That is to say, a1 += 1 is essentially shorthand for: a1 = a1 + 1.

The compound assignment operators may be applied to array reference operations as follows:

a1 = [1 2 3]

a1[0] += 1

assert a1 == [2 2 3]


Again, a1[0] += 1 is essentially shorthand for: a1[0] = a1[0] + 1.

## Lazy variables?

The form of evaluation used in Concurnas is "eager evaluation" - i.e. as soon as an expression is bound to a variable, it is evaluated. Additionally, this can occur concurrently in the case of ref assignments occurring in differing iso's. Let's look at an ordinary example:

myvar = {1+3}


In the above example, after the 1+3 expression is bound to the variable myvar, it is executed. Thereafter myvar holds the value of 4.

There are some problems for which this form of eager evaluation is inappropriate and for which we'd prefer to defer execution of the expression until the associated bound variable is accessed. This is lazy evaluation and Concurnas offers a controlled form of this expressed in the form of lazy variables.

We can define a lazy variable as follows:

lazy myvar = {1+3}
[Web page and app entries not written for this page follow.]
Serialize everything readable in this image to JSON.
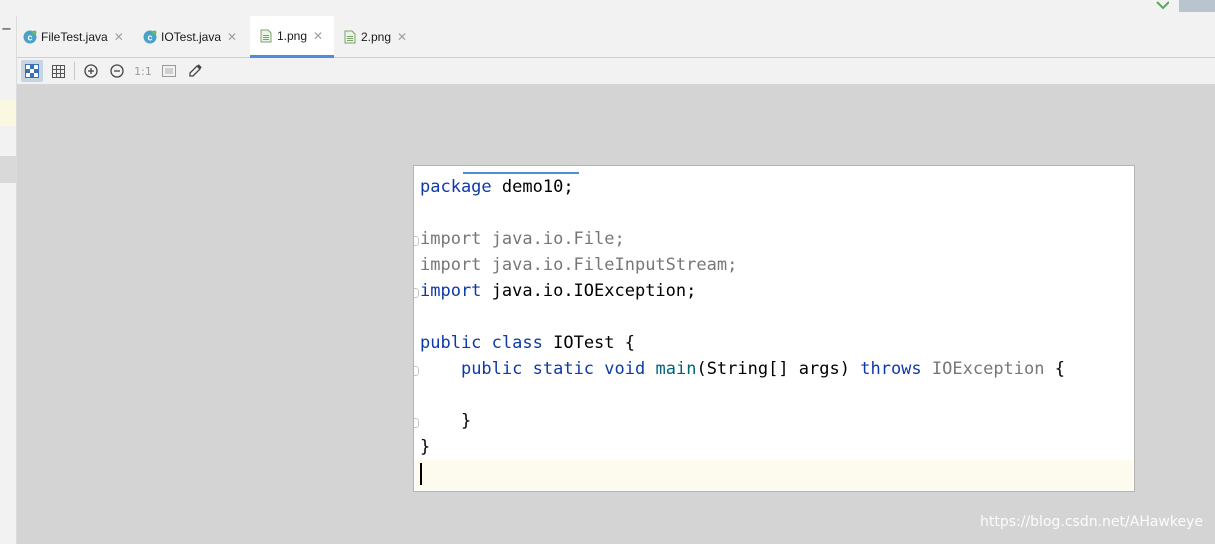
{
  "tabs": [
    {
      "label": "FileTest.java",
      "icon": "java-class-icon",
      "active": false
    },
    {
      "label": "IOTest.java",
      "icon": "java-class-icon",
      "active": false
    },
    {
      "label": "1.png",
      "icon": "image-file-icon",
      "active": true
    },
    {
      "label": "2.png",
      "icon": "image-file-icon",
      "active": false
    }
  ],
  "toolbar": {
    "actual_size_label": "1:1",
    "tools": [
      "chessboard-icon",
      "grid-icon",
      "zoom-in-icon",
      "zoom-out-icon",
      "actual-size",
      "fit-window-icon",
      "color-picker-icon"
    ]
  },
  "code": {
    "package_kw": "package",
    "package_name": "demo10;",
    "import1_kw": "import",
    "import1": "java.io.File;",
    "import2_kw": "import",
    "import2": "java.io.FileInputStream;",
    "import3_kw": "import",
    "import3": "java.io.IOException;",
    "class_public": "public",
    "class_kw": "class",
    "class_rest": "IOTest {",
    "m_public": "public",
    "m_static": "static",
    "m_void": "void",
    "m_name": "main",
    "m_params": "(String[] args)",
    "m_throws": "throws",
    "m_exc": "IOException",
    "m_brace": "{",
    "inner_close": "}",
    "outer_close": "}"
  },
  "watermark": "https://blog.csdn.net/AHawkeye",
  "colors": {
    "keyword": "#0e3aa8",
    "unused_import": "#777777",
    "method": "#00627a",
    "active_tab_underline": "#4a8fdd"
  }
}
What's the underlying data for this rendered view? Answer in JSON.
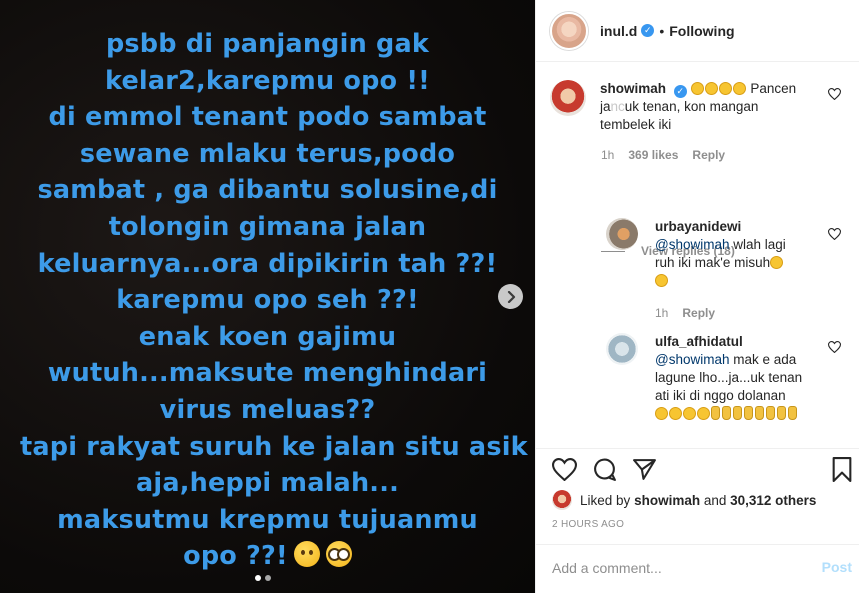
{
  "post": {
    "lines": [
      "psbb di panjangin gak",
      "kelar2,karepmu opo !!",
      "di emmol tenant podo sambat",
      "sewane mlaku terus,podo",
      "sambat , ga dibantu solusine,di",
      "tolongin gimana jalan",
      "keluarnya...ora dipikirin tah ??!",
      "karepmu opo seh ??!",
      "enak koen gajimu",
      "wutuh...maksute menghindari",
      "virus meluas??",
      "tapi rakyat suruh ke jalan situ asik",
      "aja,heppi malah...",
      "maksutmu krepmu tujuanmu",
      "opo ??!"
    ],
    "text_color": "#3d9be8",
    "emojis": [
      "upside-down-face-icon",
      "nerd-face-icon"
    ]
  },
  "header": {
    "username": "inul.d",
    "separator": "•",
    "follow_state": "Following"
  },
  "comments": [
    {
      "username": "showimah",
      "text": "Pancen ja...uk tenan, kon mangan tembelek iki",
      "text_part1": "Pancen",
      "text_part2": "ja",
      "text_part3": "uk tenan, kon mangan",
      "text_part4": "tembelek iki",
      "time": "1h",
      "likes": "369 likes",
      "reply_label": "Reply",
      "view_replies": "View replies (18)"
    },
    {
      "username": "urbayanidewi",
      "mention": "@showimah",
      "text": "wlah lagi ruh iki mak'e misuh",
      "text_part1": "wlah lagi",
      "text_part2": "ruh iki mak'e misuh",
      "time": "1h",
      "reply_label": "Reply"
    },
    {
      "username": "ulfa_afhidatul",
      "mention": "@showimah",
      "text_part1": "mak e ada",
      "text_part2": "lagune lho...ja...uk tenan",
      "text_part3": "ati iki di nggo dolanan"
    }
  ],
  "likes_summary": {
    "prefix": "Liked by",
    "user": "showimah",
    "joiner": "and",
    "count": "30,312 others"
  },
  "timestamp": "2 HOURS AGO",
  "composer": {
    "placeholder": "Add a comment...",
    "post_label": "Post"
  },
  "colors": {
    "link_blue": "#00376b",
    "verified_blue": "#3897f0",
    "muted_gray": "#8e8e8e",
    "post_disabled": "#b2dffc"
  }
}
Now, only when myvar is accessed is the bound expression 1+3 evaluated. Note also that this evaluation occurs only once. Subsequent assignments to the variable are possible and the associated bound expressions will only be evaluated once the variable is accessed, just like the initial assignment.

Let's look at a more interesting example. First, normal execution without a lazy variable:
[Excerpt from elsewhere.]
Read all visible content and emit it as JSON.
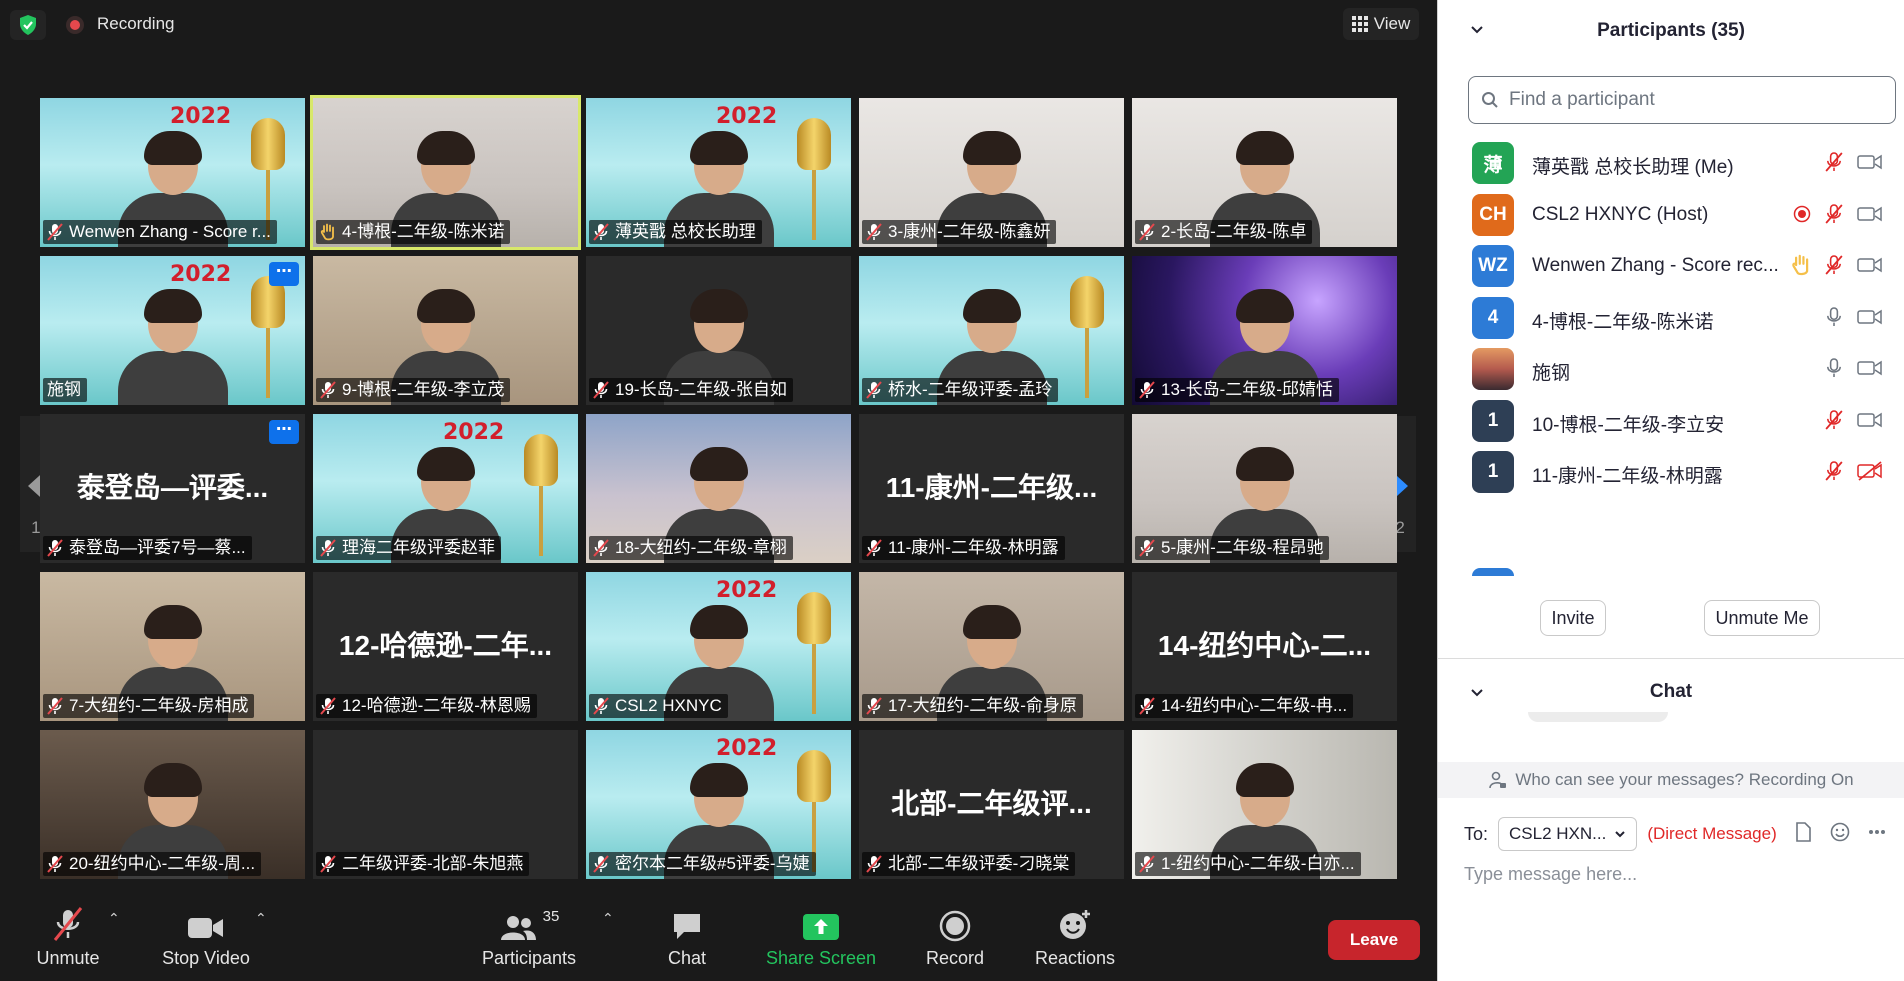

a = 100
myvar = {a=400; 22}//assign, with side effect of re-assigning a

res = [a myvar a] //lets create an array holding the value of a, the evaluated myvar and a again

//res == [400 22 400]
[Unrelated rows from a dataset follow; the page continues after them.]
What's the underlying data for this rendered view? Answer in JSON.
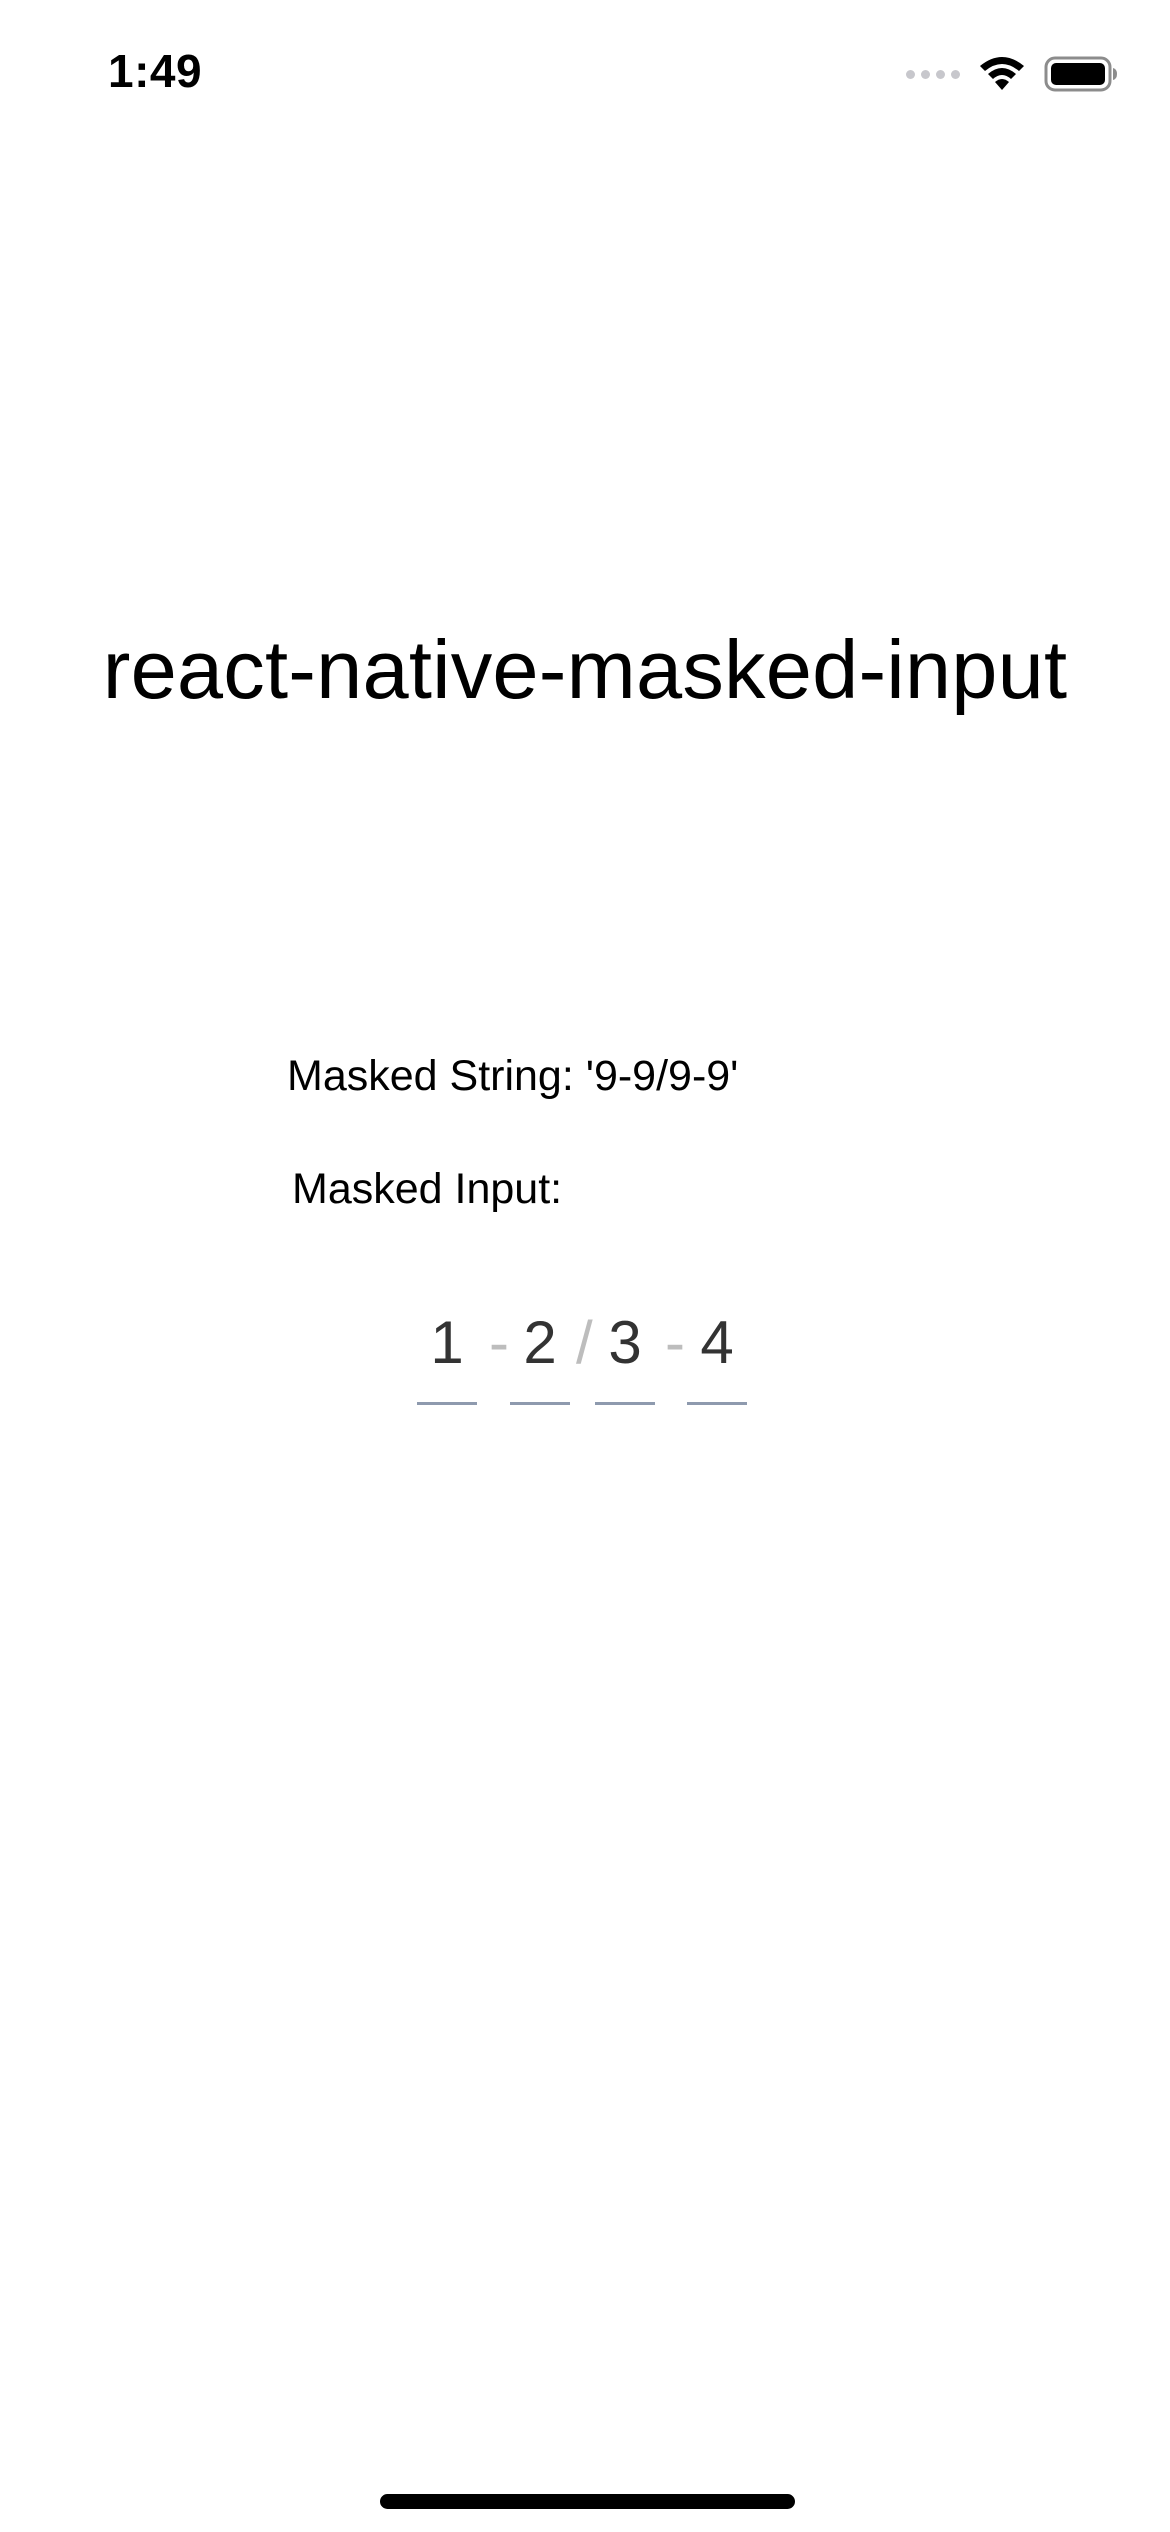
{
  "status_bar": {
    "time": "1:49",
    "icons": [
      "cellular-signal-icon",
      "wifi-icon",
      "battery-icon"
    ]
  },
  "app": {
    "title": "react-native-masked-input",
    "masked_string_label": "Masked String: '9-9/9-9'",
    "masked_input_label": "Masked Input:"
  },
  "masked_input": {
    "digits": [
      "1",
      "2",
      "3",
      "4"
    ],
    "separators": [
      "-",
      "/",
      "-"
    ]
  },
  "colors": {
    "underline": "#8e9aae",
    "separator": "#bdbdbd",
    "digit_text": "#333333"
  }
}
In the above case we see that in assigning a value to myvar, we invoke the side effect of assigning a new value to a. Since this occurs as myvar is initially created, before we have a chance to first access a, we only see a as having the new value of 400. And this is reflected in the first and last elements of the res array referring to the value of variable a. Let's change this with a lazy variable:

a = 100
lazy myvar = {a=400; 22}//assign, with side effect of re-assigning a

res = [a myvar a] //lets create an array holding the value of a, the evaluated myvar and a again

//res == [100 22 400]


Now we can see that we can see the initial value of a, since when we are creating our res array, we access a before we access myvar, since the expression bound to myvar is lazy evaluated and has not yet been evaluated, the side effect assigning the value of 400 to a has not yet occurred. However, after accessing myvar for our second array value, a is not assigned the value 400 and this is reflected when we extract the value for the final element of the array.

Where function or method parameters are defined as being lazy, the passed bindings are only evaluated upon use within the function or method. For example:

a = 100

def makeArray(lazy operate int) => [a operate a]

res = makeArray({a=400; 22})

//res == [100 22 400]


We see in the above example, that the block passed as an argument to the makeArray function is only evaluated during execution of said function - and not initial invocation of the function.

Behind the scenes, in order to implement lazy variables, we are overloading the unassign operator(see operator overloading). What if we don't want to evaluate the bound expression of a lazy variable when we refer to it, for instance when passing it to a function invocation? In this case we can use the : operator as follows:

a = 100
lazy myvar = {a=400; 22}//assign, with side effect of re-assigning a

def makeArray(lazy operate int) => [a operate a]

res = makeArray(myvar:)

//res == [100 22 400]


Here we are preventing unassignment of myvar, instead this (and therefore execution of the binding of myvar) is allowed to occur within the makeArray function.

We can make use of lazy variables within function/method references as follows:

a = 88

def afunc(lazy operate int) => [a operate a]

xx = afunc&(lazy int)
res = xx({a=400; 22})

//res == [100 22 400]